**Problem details**
In the records that follow, find each line containing "работ" and copy it.

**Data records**
-- Opening Marker --

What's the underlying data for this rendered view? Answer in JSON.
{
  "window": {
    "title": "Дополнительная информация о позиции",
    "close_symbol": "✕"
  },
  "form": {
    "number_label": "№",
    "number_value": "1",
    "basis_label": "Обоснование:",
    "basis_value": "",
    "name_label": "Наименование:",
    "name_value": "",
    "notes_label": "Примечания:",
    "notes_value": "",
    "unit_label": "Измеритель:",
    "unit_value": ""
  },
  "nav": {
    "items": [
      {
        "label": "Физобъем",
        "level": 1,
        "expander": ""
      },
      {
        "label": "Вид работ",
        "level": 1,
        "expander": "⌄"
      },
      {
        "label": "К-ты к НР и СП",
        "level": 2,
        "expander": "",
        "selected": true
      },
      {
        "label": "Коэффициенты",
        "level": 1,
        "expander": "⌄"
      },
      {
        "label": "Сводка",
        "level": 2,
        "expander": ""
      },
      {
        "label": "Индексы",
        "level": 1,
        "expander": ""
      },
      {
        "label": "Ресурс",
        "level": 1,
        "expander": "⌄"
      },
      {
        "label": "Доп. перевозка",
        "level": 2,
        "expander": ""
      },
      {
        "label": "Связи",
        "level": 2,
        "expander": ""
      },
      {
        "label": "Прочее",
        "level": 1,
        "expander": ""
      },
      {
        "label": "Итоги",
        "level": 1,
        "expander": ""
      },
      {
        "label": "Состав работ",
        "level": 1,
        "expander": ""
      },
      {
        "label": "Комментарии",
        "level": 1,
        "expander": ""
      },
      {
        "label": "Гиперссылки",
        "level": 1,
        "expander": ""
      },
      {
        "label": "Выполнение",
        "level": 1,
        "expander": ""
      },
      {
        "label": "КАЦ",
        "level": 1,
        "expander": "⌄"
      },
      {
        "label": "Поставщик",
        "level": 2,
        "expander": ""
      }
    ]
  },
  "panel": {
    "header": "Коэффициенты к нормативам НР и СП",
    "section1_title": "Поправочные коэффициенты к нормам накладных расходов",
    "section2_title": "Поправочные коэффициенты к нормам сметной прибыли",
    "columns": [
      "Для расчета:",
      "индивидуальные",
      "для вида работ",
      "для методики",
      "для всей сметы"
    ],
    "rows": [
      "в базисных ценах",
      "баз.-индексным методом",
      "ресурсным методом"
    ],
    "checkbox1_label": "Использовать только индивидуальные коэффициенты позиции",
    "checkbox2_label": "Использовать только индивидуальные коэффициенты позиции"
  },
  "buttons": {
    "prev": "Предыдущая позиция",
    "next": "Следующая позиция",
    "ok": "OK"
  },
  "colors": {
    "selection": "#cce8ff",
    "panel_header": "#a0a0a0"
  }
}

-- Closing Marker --

**Reply to the task**
        "label": "Вид работ",
        "label": "Состав работ",
      "для вида работ",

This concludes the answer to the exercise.